YOUR OBJECTIVE
Count up the lines below where the word "sample" shows up, and respond with the number alone.

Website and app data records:
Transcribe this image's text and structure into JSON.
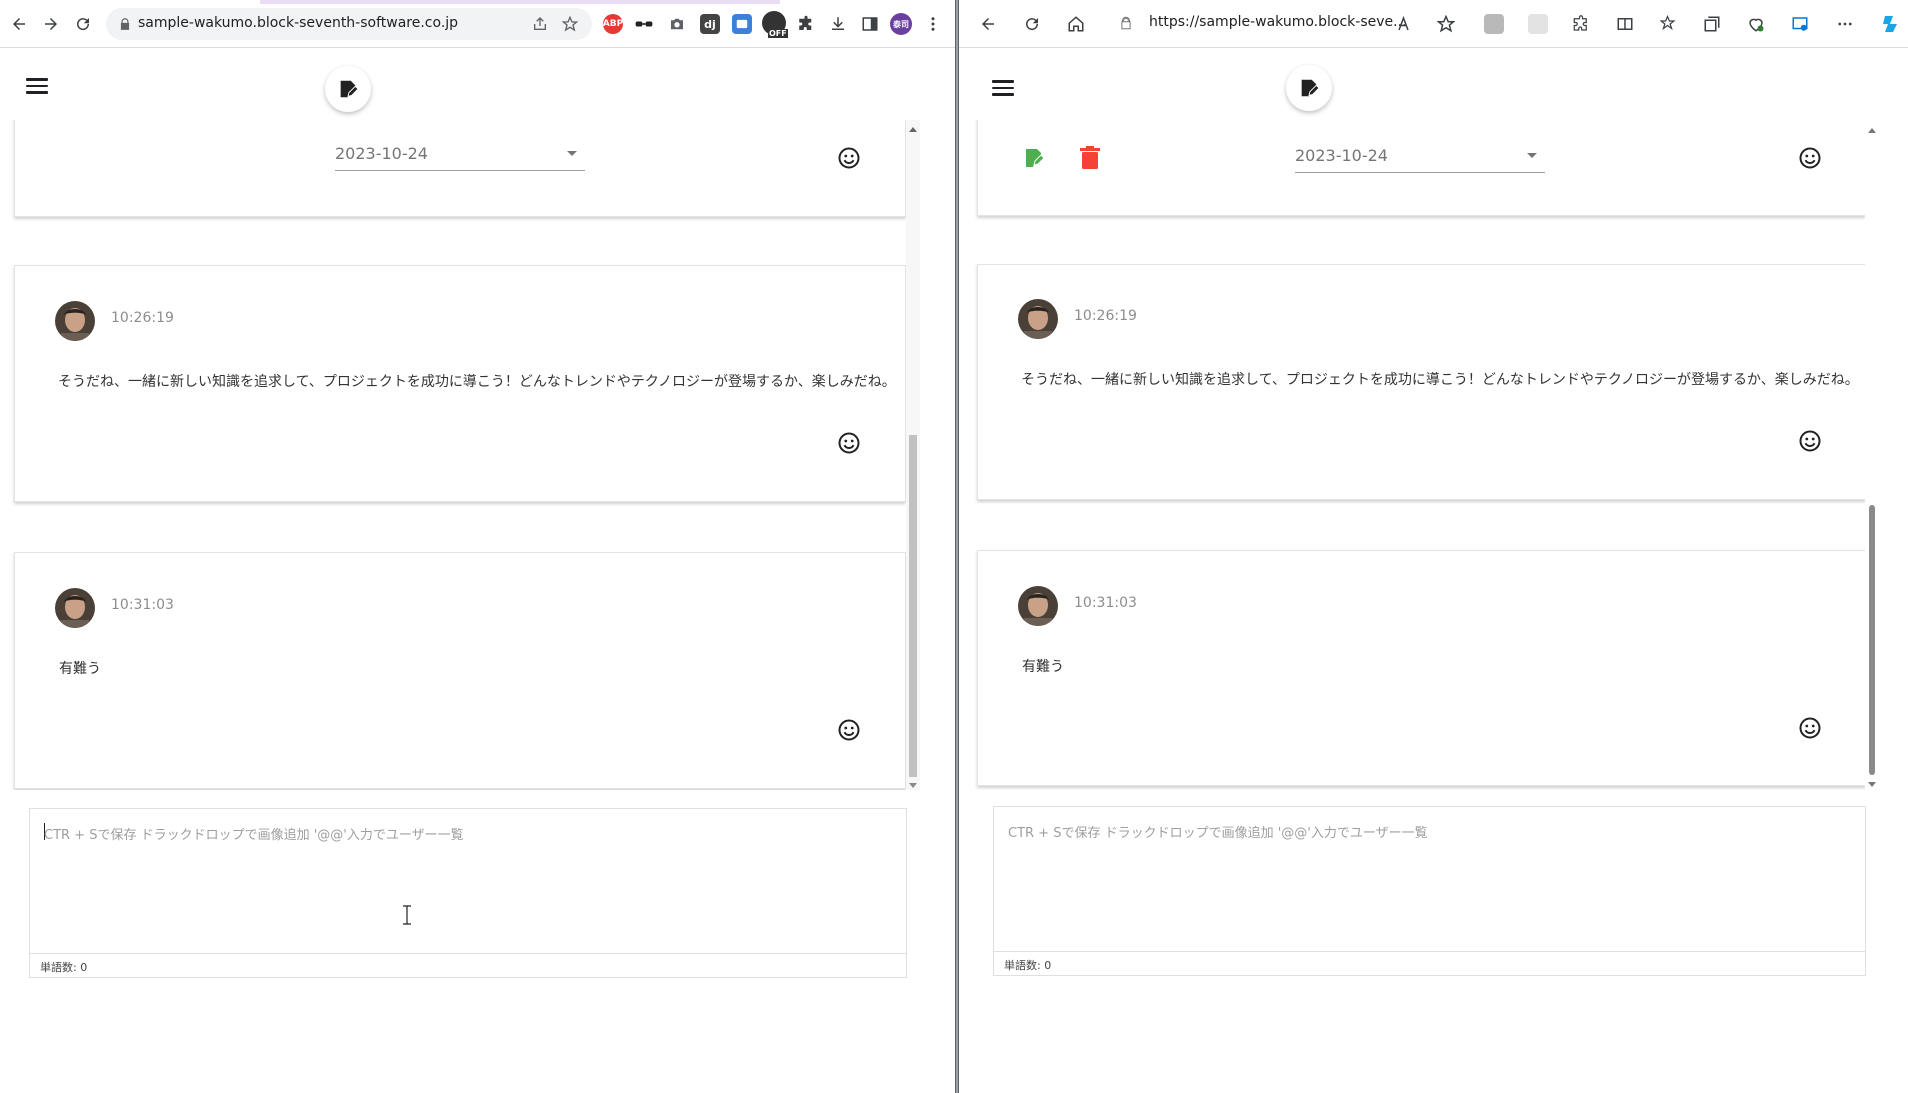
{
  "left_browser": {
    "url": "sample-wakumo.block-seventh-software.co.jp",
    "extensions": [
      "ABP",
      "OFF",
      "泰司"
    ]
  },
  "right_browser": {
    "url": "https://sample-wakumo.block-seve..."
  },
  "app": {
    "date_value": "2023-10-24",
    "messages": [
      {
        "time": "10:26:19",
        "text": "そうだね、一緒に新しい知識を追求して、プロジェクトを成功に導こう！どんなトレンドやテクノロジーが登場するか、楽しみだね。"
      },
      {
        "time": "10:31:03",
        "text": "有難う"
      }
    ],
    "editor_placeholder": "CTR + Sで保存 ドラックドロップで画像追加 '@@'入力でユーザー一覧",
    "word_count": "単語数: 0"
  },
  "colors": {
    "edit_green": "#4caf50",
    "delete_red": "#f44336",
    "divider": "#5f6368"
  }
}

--

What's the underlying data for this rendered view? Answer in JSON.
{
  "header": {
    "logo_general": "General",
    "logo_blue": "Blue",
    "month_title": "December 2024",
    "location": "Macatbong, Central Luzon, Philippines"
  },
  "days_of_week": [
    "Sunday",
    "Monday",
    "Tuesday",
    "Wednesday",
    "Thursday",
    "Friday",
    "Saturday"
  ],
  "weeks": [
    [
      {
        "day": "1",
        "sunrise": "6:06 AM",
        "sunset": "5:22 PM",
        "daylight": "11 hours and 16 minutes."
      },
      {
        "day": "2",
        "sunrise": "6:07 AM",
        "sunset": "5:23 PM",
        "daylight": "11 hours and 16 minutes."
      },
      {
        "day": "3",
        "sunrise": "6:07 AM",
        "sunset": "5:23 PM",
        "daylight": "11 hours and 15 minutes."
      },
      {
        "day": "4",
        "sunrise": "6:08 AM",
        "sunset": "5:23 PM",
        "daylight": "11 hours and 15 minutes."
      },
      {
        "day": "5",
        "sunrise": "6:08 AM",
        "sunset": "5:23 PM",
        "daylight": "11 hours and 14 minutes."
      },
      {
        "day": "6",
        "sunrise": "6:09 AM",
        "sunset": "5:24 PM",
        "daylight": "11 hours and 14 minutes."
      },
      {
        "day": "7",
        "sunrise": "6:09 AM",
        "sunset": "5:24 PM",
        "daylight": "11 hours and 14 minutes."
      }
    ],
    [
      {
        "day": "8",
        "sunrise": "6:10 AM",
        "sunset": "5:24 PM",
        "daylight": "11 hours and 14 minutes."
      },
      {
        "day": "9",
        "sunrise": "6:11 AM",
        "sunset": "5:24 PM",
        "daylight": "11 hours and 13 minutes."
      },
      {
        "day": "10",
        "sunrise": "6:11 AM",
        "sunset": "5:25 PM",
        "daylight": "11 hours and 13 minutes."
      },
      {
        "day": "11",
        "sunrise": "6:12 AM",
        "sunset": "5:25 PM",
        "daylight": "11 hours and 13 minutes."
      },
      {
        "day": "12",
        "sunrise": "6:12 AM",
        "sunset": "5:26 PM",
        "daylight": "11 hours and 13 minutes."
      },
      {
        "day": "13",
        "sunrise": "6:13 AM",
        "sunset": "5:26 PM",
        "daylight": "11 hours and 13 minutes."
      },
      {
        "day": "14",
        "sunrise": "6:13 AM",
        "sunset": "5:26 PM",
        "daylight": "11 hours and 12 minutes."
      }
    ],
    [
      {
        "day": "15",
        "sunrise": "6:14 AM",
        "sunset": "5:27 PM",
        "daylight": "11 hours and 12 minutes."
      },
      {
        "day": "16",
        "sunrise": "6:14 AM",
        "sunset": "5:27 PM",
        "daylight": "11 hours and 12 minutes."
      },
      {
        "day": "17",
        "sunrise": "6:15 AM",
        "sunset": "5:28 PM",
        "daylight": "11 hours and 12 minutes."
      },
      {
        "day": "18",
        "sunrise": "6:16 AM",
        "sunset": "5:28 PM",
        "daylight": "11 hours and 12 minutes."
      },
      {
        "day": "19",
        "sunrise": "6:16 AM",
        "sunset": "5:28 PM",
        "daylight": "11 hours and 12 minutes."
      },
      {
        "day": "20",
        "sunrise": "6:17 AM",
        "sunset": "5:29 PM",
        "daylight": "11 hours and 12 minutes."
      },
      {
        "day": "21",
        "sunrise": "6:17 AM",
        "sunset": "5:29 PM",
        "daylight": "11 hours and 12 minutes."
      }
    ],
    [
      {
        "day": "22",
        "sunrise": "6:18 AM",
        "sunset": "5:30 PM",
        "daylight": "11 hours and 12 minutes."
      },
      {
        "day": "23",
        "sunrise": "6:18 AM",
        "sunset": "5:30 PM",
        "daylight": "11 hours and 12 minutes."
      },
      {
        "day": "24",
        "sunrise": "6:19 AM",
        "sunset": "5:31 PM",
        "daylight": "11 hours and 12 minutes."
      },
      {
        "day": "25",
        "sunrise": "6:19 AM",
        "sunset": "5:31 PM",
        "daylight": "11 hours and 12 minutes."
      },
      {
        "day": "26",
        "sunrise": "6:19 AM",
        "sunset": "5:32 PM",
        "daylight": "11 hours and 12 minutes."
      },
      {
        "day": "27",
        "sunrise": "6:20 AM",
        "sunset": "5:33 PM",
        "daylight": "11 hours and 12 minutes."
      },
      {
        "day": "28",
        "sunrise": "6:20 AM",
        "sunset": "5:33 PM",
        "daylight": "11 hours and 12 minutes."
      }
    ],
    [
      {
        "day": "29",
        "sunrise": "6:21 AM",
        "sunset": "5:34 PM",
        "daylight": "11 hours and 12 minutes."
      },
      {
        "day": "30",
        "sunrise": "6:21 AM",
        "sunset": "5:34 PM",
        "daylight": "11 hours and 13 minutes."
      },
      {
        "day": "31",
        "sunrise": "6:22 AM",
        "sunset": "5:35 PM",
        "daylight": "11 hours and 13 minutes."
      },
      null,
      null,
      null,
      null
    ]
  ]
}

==

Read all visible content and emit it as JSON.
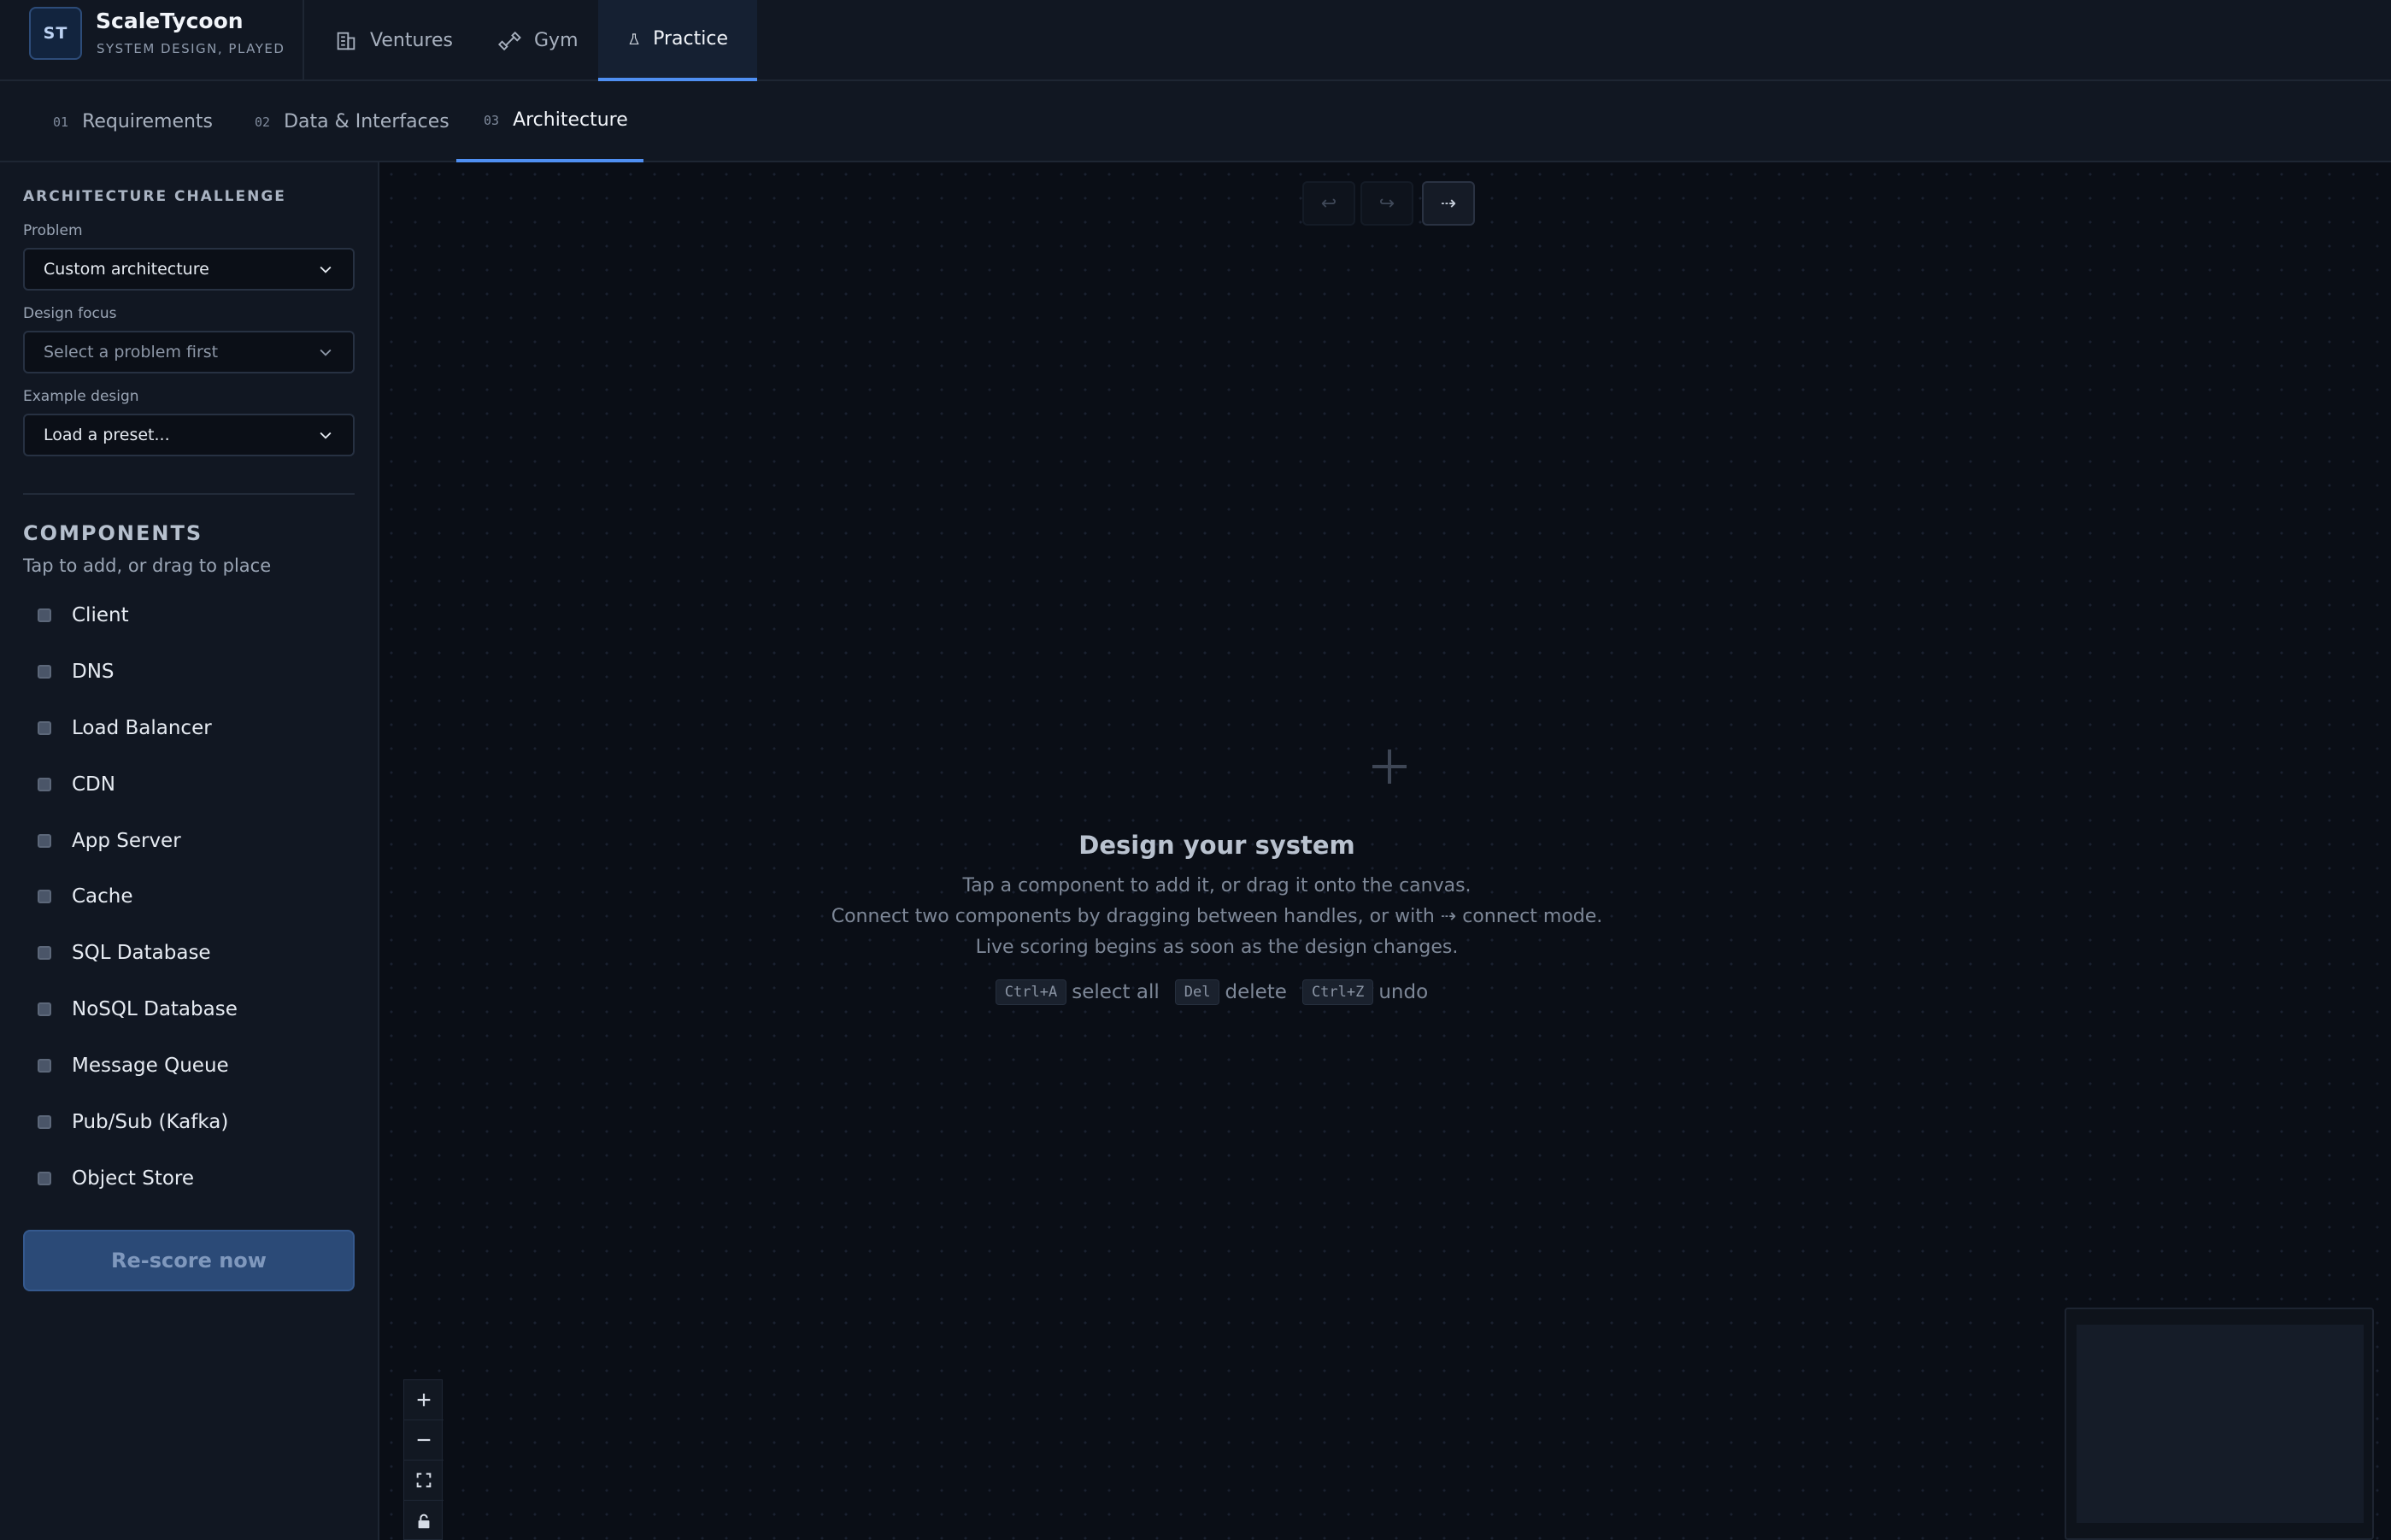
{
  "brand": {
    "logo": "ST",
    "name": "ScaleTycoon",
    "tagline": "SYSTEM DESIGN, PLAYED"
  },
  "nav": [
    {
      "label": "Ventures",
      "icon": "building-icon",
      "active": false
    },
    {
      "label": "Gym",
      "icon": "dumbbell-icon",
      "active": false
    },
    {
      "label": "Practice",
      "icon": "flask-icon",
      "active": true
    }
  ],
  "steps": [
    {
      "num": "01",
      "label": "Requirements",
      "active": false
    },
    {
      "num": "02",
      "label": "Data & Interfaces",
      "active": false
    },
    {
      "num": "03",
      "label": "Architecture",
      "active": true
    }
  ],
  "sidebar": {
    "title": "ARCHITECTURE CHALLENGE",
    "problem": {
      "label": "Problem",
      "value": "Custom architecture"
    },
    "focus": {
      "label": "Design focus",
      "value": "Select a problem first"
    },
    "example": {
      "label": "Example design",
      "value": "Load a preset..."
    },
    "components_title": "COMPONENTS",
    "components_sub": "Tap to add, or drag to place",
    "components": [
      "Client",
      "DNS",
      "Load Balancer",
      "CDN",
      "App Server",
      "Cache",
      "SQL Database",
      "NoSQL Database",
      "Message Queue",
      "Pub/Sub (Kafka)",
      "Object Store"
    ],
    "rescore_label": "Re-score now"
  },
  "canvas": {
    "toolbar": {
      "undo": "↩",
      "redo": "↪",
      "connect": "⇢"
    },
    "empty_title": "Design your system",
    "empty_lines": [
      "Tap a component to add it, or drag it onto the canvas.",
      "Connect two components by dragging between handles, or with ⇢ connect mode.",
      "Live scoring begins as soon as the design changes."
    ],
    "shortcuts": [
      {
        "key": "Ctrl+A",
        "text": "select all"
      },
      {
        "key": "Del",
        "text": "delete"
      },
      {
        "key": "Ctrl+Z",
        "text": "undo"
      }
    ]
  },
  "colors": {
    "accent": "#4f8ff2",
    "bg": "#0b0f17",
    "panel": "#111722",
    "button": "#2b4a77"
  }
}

WORKED SOLUTION
2